### SUPPLIED DATA
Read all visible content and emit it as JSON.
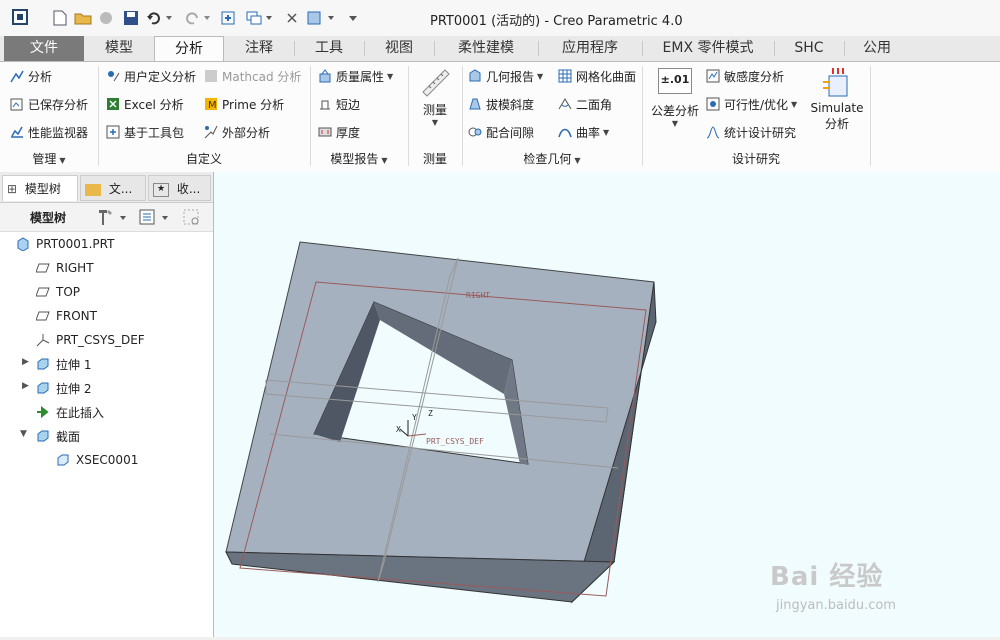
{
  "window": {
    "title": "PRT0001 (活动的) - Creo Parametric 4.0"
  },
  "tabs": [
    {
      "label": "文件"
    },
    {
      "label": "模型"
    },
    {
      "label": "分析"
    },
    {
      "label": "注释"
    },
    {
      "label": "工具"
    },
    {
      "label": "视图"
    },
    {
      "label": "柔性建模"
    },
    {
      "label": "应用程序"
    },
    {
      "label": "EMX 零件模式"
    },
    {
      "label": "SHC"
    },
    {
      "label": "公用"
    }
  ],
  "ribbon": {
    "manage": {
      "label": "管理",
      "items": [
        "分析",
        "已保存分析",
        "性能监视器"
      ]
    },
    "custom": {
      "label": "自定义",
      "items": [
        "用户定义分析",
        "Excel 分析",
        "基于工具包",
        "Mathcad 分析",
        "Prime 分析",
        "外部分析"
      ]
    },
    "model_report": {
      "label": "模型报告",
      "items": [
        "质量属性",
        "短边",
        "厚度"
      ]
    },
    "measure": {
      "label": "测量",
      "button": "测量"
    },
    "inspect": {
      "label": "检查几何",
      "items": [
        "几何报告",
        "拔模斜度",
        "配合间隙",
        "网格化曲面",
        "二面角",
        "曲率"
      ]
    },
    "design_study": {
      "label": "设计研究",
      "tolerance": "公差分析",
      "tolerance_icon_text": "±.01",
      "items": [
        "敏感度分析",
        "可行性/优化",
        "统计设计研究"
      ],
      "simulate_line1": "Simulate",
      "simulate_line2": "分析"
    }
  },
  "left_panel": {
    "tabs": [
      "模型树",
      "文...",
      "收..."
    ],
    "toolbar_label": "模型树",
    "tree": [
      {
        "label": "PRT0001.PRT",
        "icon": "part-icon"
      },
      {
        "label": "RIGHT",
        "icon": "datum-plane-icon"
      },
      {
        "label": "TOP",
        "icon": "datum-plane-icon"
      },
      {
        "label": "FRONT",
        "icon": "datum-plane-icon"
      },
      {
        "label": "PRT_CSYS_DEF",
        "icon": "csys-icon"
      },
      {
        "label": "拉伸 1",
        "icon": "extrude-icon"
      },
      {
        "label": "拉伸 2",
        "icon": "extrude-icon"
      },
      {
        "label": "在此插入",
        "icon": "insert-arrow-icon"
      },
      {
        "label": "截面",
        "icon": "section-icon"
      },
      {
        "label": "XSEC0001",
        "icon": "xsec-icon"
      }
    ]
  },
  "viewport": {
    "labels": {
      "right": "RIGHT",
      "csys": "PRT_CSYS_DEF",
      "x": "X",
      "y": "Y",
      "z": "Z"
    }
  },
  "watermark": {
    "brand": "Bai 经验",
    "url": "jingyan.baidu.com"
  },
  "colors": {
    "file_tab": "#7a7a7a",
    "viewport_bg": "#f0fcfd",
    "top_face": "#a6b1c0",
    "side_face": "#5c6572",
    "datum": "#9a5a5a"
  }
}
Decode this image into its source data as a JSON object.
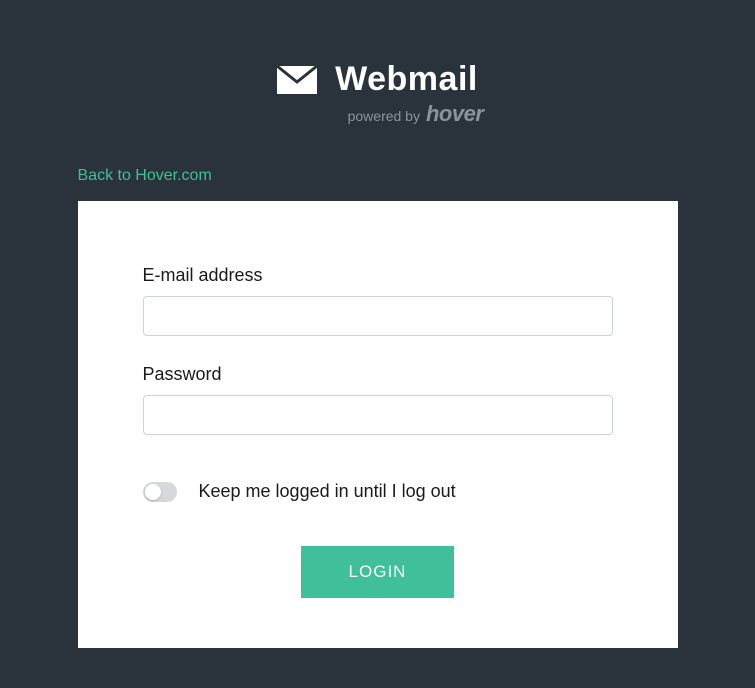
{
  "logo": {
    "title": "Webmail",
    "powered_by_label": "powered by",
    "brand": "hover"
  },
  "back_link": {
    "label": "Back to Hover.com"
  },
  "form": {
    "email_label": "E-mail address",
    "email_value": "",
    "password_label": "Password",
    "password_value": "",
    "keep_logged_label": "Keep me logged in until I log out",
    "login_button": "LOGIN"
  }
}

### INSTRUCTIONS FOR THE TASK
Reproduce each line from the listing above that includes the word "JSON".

### SOLVED EXERCISE
Read all visible content and emit it as JSON.
Decode this image into its source data as a JSON object.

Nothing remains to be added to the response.